High tire pressures resulting in better handling / braking seems counterintuitive. Tires are the first part of your suspension and allowing them to deflect around corners and during braking is what I presume the engineers accounted for when designing the car to handle safely.
I'm not sure why Wayne would put that down. The only benefit to high tire pressures is better rolling resistance and turn response. Otherwise higher tire pressures = less grip = less performance.
I personally do not like to put too much air in my tires. But to be very specific, the current tires on my car now has maximum psi on the sidewall as 51psi. So, I am sure that means the manufacturer is saying if that tire is filled up to 51psi "cold",it is ok to drive with it.
And remember when we drive the tire heats up and that 51 can quickly get to 55 or more. I am sure the tire manufacturer is aware of that.
It's not so much the blowout pressure; the problem lies in significantly reduced performance and a large NVH increase. All that extra NVH in overinflated tires is transferred directly to the suspension components.
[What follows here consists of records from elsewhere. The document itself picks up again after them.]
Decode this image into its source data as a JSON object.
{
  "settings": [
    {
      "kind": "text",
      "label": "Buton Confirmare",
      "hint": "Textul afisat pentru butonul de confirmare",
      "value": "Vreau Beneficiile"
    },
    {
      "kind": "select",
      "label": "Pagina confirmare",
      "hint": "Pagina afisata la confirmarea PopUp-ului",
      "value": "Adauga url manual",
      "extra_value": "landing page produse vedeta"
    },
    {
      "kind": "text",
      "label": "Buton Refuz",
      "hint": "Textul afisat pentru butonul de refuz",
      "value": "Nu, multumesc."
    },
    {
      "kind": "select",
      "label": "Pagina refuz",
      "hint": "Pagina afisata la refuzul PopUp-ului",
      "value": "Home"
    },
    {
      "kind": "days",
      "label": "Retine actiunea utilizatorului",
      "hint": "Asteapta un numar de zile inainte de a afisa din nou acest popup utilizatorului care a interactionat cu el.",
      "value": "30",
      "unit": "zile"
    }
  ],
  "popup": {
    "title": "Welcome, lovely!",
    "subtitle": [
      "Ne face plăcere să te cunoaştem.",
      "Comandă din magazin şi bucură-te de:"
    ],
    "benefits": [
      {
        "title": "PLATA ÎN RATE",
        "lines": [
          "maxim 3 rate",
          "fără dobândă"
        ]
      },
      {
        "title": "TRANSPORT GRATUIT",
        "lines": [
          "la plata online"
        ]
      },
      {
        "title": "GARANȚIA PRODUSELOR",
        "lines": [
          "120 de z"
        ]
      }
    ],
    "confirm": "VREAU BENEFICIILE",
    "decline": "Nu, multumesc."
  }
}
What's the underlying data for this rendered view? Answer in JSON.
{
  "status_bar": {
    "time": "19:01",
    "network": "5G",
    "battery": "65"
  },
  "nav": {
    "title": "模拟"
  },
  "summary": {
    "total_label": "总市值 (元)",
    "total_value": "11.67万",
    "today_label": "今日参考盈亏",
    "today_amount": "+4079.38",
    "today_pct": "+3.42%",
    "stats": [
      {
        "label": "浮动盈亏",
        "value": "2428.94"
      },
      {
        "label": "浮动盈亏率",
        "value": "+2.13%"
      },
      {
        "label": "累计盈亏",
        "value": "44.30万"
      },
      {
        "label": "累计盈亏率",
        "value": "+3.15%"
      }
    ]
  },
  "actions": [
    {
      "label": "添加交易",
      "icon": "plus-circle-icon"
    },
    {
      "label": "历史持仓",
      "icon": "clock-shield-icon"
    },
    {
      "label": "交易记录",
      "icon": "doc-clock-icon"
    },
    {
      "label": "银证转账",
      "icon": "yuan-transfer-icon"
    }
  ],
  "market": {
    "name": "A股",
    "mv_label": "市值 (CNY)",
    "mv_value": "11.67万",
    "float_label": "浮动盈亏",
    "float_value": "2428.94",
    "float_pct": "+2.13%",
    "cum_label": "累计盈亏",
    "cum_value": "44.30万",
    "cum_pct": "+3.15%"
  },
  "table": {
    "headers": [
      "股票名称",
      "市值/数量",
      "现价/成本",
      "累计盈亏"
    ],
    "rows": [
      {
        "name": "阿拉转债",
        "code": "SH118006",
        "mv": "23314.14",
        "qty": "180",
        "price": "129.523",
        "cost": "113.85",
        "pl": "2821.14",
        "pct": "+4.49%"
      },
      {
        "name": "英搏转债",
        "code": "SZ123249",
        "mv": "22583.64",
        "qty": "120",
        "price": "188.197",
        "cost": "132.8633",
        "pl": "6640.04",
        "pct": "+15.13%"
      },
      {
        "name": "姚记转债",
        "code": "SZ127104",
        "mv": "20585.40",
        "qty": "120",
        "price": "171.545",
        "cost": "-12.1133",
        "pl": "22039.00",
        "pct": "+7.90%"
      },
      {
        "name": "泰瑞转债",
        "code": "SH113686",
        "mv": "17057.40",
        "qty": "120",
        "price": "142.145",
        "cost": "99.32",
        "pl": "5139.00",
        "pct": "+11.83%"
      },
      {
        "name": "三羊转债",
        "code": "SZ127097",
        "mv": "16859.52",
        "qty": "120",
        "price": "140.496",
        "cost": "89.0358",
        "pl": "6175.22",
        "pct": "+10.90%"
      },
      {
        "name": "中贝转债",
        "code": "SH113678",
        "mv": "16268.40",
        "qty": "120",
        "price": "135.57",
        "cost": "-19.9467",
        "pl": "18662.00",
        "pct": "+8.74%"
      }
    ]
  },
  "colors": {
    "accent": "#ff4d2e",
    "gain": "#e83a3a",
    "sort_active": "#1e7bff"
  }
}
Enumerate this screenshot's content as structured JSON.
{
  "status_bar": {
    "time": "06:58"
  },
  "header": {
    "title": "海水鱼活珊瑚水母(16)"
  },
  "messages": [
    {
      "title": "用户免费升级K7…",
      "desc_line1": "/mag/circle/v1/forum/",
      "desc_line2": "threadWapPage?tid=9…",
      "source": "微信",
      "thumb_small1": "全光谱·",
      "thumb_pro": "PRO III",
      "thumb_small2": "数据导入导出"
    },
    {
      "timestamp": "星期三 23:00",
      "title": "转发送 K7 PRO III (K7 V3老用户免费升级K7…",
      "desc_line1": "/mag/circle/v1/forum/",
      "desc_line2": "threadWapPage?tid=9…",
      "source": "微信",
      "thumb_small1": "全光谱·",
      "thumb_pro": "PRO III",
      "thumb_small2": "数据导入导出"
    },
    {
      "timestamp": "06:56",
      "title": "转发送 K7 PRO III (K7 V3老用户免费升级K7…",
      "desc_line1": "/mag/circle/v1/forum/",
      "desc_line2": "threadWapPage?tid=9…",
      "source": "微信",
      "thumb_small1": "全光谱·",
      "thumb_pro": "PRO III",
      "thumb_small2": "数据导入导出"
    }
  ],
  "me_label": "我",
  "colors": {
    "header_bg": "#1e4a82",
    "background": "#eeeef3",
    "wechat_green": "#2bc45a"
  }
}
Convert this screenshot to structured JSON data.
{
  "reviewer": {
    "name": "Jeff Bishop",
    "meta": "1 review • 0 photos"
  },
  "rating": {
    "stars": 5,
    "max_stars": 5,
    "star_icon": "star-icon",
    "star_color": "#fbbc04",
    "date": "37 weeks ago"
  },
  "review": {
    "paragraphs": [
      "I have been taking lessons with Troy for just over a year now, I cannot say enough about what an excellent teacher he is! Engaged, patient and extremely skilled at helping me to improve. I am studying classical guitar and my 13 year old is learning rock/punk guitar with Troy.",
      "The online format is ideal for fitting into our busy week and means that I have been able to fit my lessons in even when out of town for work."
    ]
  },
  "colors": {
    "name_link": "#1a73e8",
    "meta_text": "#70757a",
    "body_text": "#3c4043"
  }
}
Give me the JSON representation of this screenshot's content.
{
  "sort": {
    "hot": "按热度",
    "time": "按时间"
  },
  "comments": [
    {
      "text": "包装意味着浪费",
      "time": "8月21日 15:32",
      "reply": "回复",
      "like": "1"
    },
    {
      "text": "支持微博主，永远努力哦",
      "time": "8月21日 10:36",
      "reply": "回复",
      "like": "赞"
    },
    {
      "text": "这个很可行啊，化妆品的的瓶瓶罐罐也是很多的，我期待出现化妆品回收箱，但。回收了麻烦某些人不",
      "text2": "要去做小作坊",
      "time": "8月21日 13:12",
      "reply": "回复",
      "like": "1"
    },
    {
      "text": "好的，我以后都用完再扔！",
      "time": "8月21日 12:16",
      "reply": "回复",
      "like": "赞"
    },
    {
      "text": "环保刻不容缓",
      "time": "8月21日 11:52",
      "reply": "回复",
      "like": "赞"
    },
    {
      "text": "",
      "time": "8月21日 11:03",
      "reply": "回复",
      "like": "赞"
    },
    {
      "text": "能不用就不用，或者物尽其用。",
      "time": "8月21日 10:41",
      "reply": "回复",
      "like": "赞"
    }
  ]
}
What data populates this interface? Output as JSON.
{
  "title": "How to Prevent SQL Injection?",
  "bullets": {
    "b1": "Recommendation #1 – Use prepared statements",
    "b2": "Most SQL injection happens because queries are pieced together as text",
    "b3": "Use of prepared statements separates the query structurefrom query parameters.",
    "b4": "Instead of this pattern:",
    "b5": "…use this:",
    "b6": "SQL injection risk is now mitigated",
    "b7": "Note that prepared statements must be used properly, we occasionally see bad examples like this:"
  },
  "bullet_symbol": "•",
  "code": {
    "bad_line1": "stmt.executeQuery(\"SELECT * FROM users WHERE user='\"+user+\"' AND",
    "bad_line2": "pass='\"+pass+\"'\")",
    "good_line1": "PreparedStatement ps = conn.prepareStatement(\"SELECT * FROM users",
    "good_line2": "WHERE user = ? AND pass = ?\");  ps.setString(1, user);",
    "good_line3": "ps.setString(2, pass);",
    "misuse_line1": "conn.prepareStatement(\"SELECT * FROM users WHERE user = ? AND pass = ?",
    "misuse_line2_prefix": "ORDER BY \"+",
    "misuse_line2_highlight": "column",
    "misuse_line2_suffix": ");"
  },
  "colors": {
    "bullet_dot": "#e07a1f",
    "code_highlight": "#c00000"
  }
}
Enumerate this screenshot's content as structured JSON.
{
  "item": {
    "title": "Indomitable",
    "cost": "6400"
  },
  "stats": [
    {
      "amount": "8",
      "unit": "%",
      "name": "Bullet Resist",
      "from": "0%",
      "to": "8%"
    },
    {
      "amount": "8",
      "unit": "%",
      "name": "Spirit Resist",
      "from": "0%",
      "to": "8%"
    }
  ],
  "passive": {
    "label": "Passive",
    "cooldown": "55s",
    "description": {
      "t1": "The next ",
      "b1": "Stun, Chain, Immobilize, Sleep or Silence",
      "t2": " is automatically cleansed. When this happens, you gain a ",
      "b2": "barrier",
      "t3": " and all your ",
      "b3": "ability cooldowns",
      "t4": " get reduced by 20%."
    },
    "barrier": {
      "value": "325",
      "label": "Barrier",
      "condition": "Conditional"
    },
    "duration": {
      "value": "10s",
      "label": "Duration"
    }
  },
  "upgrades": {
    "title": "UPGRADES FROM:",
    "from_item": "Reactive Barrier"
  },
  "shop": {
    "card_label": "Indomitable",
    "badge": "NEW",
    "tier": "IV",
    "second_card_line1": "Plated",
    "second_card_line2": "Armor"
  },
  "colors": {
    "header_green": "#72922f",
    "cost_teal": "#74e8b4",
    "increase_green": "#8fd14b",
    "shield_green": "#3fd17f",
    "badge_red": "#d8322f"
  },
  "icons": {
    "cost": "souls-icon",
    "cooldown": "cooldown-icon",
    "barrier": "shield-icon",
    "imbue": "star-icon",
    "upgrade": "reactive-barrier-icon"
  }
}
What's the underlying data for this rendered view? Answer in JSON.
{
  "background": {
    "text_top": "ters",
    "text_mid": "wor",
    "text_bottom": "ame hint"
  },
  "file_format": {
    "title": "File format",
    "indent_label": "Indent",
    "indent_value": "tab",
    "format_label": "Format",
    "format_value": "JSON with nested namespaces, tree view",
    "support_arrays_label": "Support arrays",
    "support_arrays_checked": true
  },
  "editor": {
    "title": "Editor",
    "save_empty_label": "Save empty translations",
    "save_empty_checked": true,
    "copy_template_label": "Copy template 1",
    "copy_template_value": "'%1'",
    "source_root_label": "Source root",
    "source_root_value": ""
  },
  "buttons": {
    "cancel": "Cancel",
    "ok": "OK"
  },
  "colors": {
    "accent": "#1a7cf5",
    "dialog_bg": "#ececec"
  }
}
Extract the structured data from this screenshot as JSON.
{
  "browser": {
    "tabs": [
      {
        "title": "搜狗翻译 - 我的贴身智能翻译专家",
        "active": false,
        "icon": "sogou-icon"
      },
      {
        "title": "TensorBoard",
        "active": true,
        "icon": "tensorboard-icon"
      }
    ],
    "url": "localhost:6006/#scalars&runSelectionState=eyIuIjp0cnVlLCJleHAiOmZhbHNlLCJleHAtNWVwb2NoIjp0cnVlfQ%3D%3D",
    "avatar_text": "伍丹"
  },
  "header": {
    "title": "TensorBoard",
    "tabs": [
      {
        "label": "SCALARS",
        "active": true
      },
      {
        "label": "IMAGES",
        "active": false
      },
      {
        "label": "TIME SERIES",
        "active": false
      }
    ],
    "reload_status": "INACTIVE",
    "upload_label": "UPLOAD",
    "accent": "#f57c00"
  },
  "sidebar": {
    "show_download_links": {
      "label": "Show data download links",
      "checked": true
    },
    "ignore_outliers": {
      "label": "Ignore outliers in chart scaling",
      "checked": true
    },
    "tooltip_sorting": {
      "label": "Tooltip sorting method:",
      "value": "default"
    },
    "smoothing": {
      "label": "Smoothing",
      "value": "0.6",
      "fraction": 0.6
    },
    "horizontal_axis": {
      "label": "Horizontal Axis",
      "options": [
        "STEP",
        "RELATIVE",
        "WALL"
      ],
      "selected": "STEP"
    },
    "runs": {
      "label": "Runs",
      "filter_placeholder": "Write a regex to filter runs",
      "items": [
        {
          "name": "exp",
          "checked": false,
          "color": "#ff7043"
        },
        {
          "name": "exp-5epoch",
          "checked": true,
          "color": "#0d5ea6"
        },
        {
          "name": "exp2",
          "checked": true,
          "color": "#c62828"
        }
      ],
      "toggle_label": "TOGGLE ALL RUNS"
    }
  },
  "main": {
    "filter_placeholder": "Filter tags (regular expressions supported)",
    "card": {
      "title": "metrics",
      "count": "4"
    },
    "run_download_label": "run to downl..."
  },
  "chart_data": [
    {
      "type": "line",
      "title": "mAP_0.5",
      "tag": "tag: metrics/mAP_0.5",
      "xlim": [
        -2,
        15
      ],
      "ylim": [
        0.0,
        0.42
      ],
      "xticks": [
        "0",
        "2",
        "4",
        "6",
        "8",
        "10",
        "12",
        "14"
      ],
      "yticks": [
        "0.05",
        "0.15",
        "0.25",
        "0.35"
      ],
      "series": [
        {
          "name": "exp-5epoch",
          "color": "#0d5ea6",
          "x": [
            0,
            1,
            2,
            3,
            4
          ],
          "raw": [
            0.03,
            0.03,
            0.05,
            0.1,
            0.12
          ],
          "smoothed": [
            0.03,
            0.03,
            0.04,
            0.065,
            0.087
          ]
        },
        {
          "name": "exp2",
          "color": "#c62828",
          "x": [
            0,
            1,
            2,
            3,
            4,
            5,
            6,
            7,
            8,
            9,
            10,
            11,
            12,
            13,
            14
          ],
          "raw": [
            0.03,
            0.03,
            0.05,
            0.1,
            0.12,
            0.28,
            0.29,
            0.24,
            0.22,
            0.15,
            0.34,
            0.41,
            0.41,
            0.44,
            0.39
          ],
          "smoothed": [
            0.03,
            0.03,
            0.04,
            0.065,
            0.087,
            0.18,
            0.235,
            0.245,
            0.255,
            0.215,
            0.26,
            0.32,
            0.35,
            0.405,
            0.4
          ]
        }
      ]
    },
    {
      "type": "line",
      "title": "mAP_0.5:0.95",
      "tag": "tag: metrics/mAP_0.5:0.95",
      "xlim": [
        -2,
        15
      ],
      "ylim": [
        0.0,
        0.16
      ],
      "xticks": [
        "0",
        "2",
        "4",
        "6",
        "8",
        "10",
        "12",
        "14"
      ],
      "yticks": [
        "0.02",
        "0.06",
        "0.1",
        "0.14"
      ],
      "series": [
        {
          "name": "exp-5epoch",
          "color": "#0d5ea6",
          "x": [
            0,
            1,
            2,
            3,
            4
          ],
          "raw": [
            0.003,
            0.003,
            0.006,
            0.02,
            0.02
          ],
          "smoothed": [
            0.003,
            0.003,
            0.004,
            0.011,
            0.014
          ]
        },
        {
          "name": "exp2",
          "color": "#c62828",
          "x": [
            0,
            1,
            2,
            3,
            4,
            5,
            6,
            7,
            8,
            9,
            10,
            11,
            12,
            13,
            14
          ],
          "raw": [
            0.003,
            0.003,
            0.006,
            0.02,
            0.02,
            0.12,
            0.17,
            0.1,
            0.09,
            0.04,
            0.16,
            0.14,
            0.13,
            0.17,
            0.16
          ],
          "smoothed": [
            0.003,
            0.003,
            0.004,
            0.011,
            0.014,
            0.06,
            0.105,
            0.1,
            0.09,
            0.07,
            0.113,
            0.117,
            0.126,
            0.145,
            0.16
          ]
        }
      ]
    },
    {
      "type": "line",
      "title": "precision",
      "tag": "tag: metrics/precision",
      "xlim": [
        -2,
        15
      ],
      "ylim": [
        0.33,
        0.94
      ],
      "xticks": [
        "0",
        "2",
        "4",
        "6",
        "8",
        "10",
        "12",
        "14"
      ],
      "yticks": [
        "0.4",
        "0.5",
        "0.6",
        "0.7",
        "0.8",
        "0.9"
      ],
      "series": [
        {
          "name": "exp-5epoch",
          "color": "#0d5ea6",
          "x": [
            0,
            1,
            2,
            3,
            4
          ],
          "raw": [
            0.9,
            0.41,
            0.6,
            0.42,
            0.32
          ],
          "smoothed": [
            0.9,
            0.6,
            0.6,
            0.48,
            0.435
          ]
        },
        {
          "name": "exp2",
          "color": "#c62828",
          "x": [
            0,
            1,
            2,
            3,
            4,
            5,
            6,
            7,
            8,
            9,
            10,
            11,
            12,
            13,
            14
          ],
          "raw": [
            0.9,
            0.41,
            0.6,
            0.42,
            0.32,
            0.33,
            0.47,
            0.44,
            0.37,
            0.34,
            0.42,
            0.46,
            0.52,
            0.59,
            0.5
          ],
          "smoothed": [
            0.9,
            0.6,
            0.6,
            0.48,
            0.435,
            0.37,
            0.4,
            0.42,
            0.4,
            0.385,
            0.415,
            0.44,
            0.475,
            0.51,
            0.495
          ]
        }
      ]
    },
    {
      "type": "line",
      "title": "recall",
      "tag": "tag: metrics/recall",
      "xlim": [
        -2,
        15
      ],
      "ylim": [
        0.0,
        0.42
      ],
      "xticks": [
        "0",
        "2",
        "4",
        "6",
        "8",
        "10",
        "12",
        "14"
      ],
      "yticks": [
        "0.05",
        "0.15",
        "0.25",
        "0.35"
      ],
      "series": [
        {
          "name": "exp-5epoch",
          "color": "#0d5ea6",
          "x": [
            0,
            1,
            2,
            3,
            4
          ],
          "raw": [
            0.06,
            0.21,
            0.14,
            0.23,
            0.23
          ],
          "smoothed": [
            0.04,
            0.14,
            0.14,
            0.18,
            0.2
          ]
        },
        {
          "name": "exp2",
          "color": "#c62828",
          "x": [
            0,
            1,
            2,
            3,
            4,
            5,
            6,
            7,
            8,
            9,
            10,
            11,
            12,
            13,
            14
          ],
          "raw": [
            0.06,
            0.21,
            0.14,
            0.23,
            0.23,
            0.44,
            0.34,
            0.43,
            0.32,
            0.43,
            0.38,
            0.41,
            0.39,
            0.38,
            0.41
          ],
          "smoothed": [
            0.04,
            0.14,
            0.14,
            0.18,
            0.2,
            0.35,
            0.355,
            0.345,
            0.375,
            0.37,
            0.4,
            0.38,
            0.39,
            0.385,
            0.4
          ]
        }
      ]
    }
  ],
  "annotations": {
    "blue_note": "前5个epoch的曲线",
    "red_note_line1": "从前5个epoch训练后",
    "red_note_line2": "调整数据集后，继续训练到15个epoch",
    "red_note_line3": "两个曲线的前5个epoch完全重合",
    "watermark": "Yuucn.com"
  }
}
Any small imperfection that was soaked up by the tires at door sticker PSI is now significantly increased and transferred directly to the suspension as well as tramlining and bump steer are now more noticeable.